aper than here.
About forty years ago, upon cutting down many tall cedars, that sheltered their orange-trees from the north west-wind (which sometimes blows, even there, so as to affect that delicate plant) great part of their orange plantations suffered; but other cedars are since grown up, and no doubt a little industry would again produce as great plenty of oranges, as ever was there heretofore. I mention this, because some have inferred from the present scarcity of that fruit, for which Bermuda was once so famous, that there hath been a change in the soil and climate for the worse. But this, as hath been observed, proceeded from another cause, which is now in great measure taken away.
Bermuda is a cluster of small islands, which lie in a very narrow compass, containing, in all, not quite twenty thousand acres.
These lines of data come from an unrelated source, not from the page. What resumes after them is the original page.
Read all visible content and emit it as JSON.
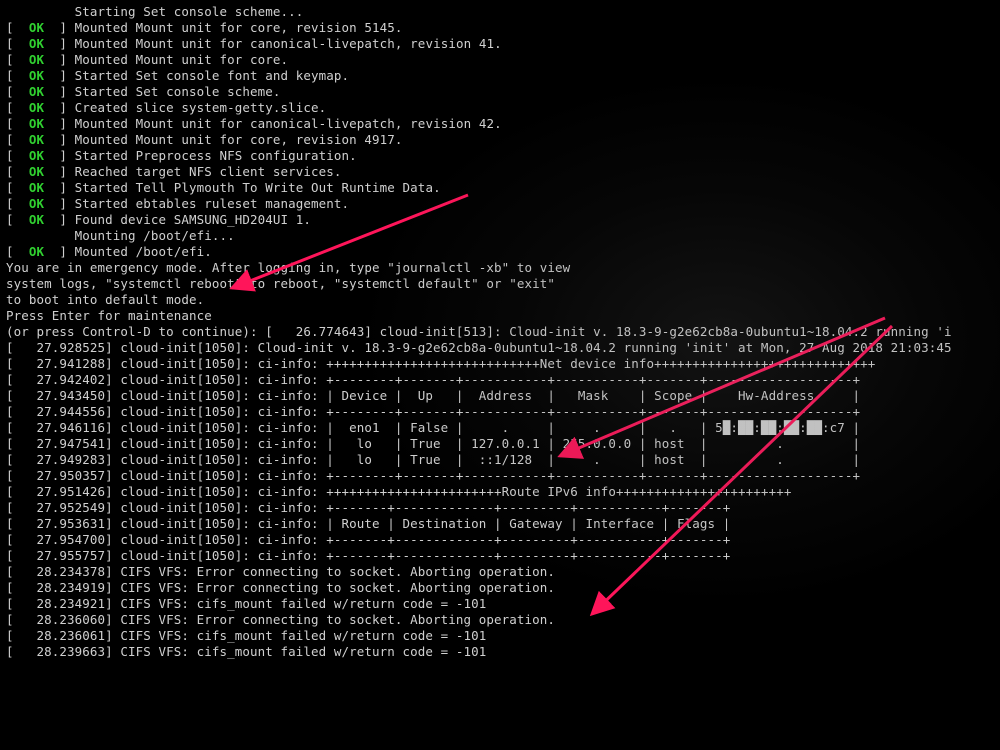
{
  "boot_lines": [
    {
      "status": "",
      "text": "Starting Set console scheme..."
    },
    {
      "status": "OK",
      "text": "Mounted Mount unit for core, revision 5145."
    },
    {
      "status": "OK",
      "text": "Mounted Mount unit for canonical-livepatch, revision 41."
    },
    {
      "status": "OK",
      "text": "Mounted Mount unit for core."
    },
    {
      "status": "OK",
      "text": "Started Set console font and keymap."
    },
    {
      "status": "OK",
      "text": "Started Set console scheme."
    },
    {
      "status": "OK",
      "text": "Created slice system-getty.slice."
    },
    {
      "status": "OK",
      "text": "Mounted Mount unit for canonical-livepatch, revision 42."
    },
    {
      "status": "OK",
      "text": "Mounted Mount unit for core, revision 4917."
    },
    {
      "status": "OK",
      "text": "Started Preprocess NFS configuration."
    },
    {
      "status": "OK",
      "text": "Reached target NFS client services."
    },
    {
      "status": "OK",
      "text": "Started Tell Plymouth To Write Out Runtime Data."
    },
    {
      "status": "OK",
      "text": "Started ebtables ruleset management."
    },
    {
      "status": "OK",
      "text": "Found device SAMSUNG_HD204UI 1."
    },
    {
      "status": "",
      "text": "Mounting /boot/efi..."
    },
    {
      "status": "OK",
      "text": "Mounted /boot/efi."
    }
  ],
  "emergency_msg": [
    "You are in emergency mode. After logging in, type \"journalctl -xb\" to view",
    "system logs, \"systemctl reboot\" to reboot, \"systemctl default\" or \"exit\"",
    "to boot into default mode.",
    "Press Enter for maintenance",
    "(or press Control-D to continue): [   26.774643] cloud-init[513]: Cloud-init v. 18.3-9-g2e62cb8a-0ubuntu1~18.04.2 running 'i"
  ],
  "cloud_init_intro": "[   27.928525] cloud-init[1050]: Cloud-init v. 18.3-9-g2e62cb8a-0ubuntu1~18.04.2 running 'init' at Mon, 27 Aug 2018 21:03:45",
  "ci_timestamps": [
    "27.941288",
    "27.942402",
    "27.943450",
    "27.944556",
    "27.946116",
    "27.947541",
    "27.949283",
    "27.950357",
    "27.951426",
    "27.952549",
    "27.953631",
    "27.954700",
    "27.955757"
  ],
  "ci_prefix": "cloud-init[1050]: ci-info:",
  "net_table": {
    "title": "Net device info",
    "sep": "+--------+-------+-----------+-----------+-------+-------------------+",
    "header": "| Device |  Up   |  Address  |   Mask    | Scope |    Hw-Address     |",
    "rows": [
      "|  eno1  | False |     .     |     .     |   .   | 5█:██:██:██:██:c7 |",
      "|   lo   | True  | 127.0.0.1 | 255.0.0.0 | host  |         .         |",
      "|   lo   | True  |  ::1/128  |     .     | host  |         .         |"
    ]
  },
  "route_table": {
    "title": "Route IPv6 info",
    "sep": "+-------+-------------+---------+-----------+-------+",
    "header": "| Route | Destination | Gateway | Interface | Flags |"
  },
  "cifs_lines": [
    {
      "ts": "28.234378",
      "msg": "CIFS VFS: Error connecting to socket. Aborting operation."
    },
    {
      "ts": "28.234919",
      "msg": "CIFS VFS: Error connecting to socket. Aborting operation."
    },
    {
      "ts": "28.234921",
      "msg": "CIFS VFS: cifs_mount failed w/return code = -101"
    },
    {
      "ts": "28.236060",
      "msg": "CIFS VFS: Error connecting to socket. Aborting operation."
    },
    {
      "ts": "28.236061",
      "msg": "CIFS VFS: cifs_mount failed w/return code = -101"
    },
    {
      "ts": "28.239663",
      "msg": "CIFS VFS: cifs_mount failed w/return code = -101"
    }
  ],
  "arrows": {
    "color": "#ff155a"
  }
}
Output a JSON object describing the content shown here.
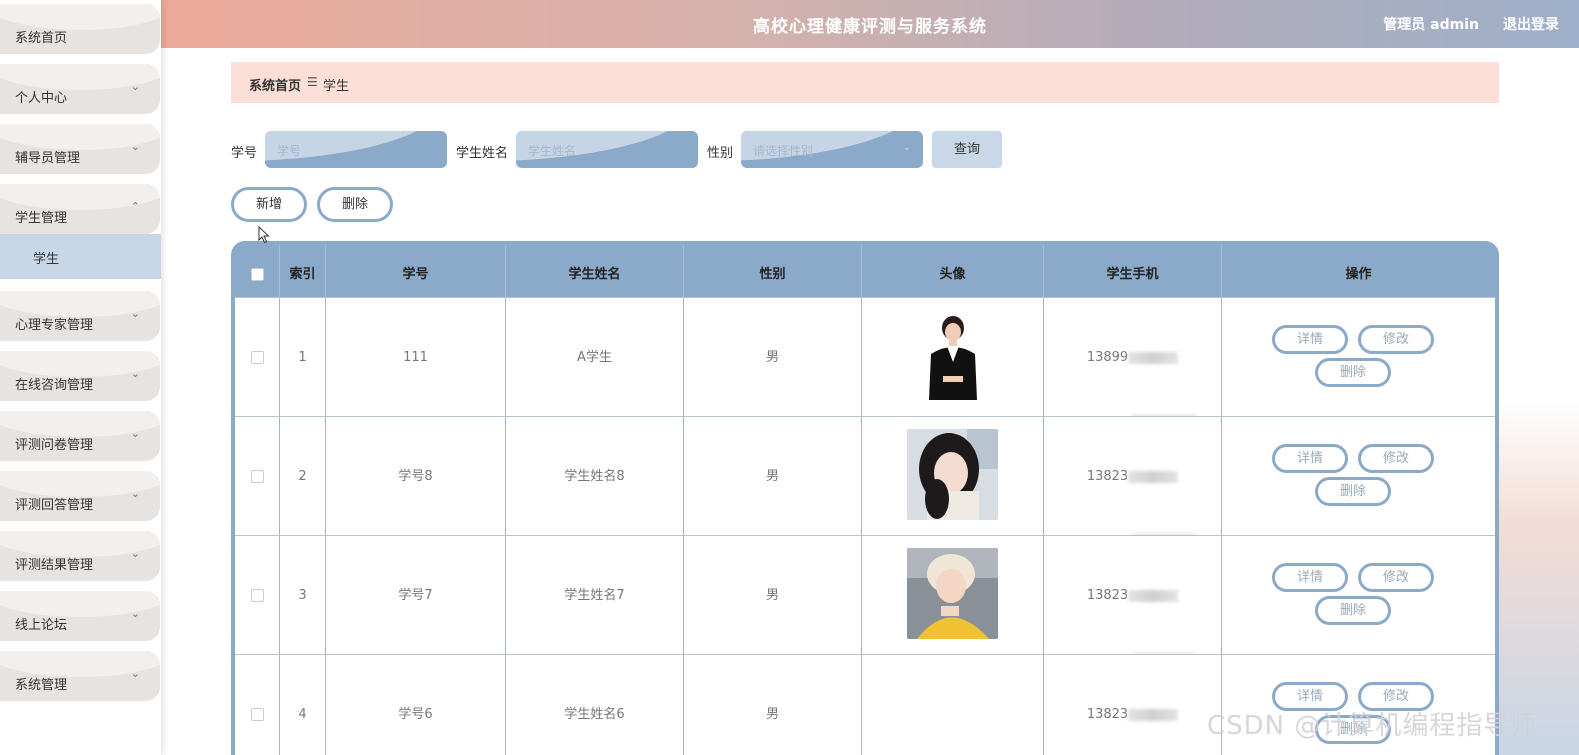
{
  "header": {
    "title": "高校心理健康评测与服务系统",
    "user": "管理员 admin",
    "logout": "退出登录"
  },
  "sidebar": {
    "items": [
      {
        "label": "系统首页",
        "chevron": ""
      },
      {
        "label": "个人中心",
        "chevron": "⌄"
      },
      {
        "label": "辅导员管理",
        "chevron": "⌄"
      },
      {
        "label": "学生管理",
        "chevron": "⌃"
      },
      {
        "label": "心理专家管理",
        "chevron": "⌄"
      },
      {
        "label": "在线咨询管理",
        "chevron": "⌄"
      },
      {
        "label": "评测问卷管理",
        "chevron": "⌄"
      },
      {
        "label": "评测回答管理",
        "chevron": "⌄"
      },
      {
        "label": "评测结果管理",
        "chevron": "⌄"
      },
      {
        "label": "线上论坛",
        "chevron": "⌄"
      },
      {
        "label": "系统管理",
        "chevron": "⌄"
      }
    ],
    "submenu": {
      "label": "学生"
    }
  },
  "breadcrumb": {
    "home": "系统首页",
    "separator": "☰",
    "current": "学生"
  },
  "search": {
    "id_label": "学号",
    "id_placeholder": "学号",
    "name_label": "学生姓名",
    "name_placeholder": "学生姓名",
    "gender_label": "性别",
    "gender_placeholder": "请选择性别",
    "query_label": "查询"
  },
  "actions": {
    "add_label": "新增",
    "delete_label": "删除"
  },
  "table": {
    "columns": [
      "",
      "索引",
      "学号",
      "学生姓名",
      "性别",
      "头像",
      "学生手机",
      "操作"
    ],
    "rows": [
      {
        "index": "1",
        "id": "111",
        "name": "A学生",
        "gender": "男",
        "phone": "13899"
      },
      {
        "index": "2",
        "id": "学号8",
        "name": "学生姓名8",
        "gender": "男",
        "phone": "13823"
      },
      {
        "index": "3",
        "id": "学号7",
        "name": "学生姓名7",
        "gender": "男",
        "phone": "13823"
      },
      {
        "index": "4",
        "id": "学号6",
        "name": "学生姓名6",
        "gender": "男",
        "phone": "13823"
      }
    ],
    "row_actions": {
      "detail": "详情",
      "edit": "修改",
      "delete": "删除"
    }
  },
  "watermark": "CSDN @计算机编程指导师",
  "colors": {
    "accent": "#8ba9c8",
    "breadcrumb_bg": "#fce0d8",
    "header_left": "#eba999",
    "header_right": "#9eb0ca"
  }
}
This groupe of isles is (to use Mr. Waller's expression) walled round with rocks, which render them inaccessible to pyrates, or enemies; there being but two narrow entrances, both well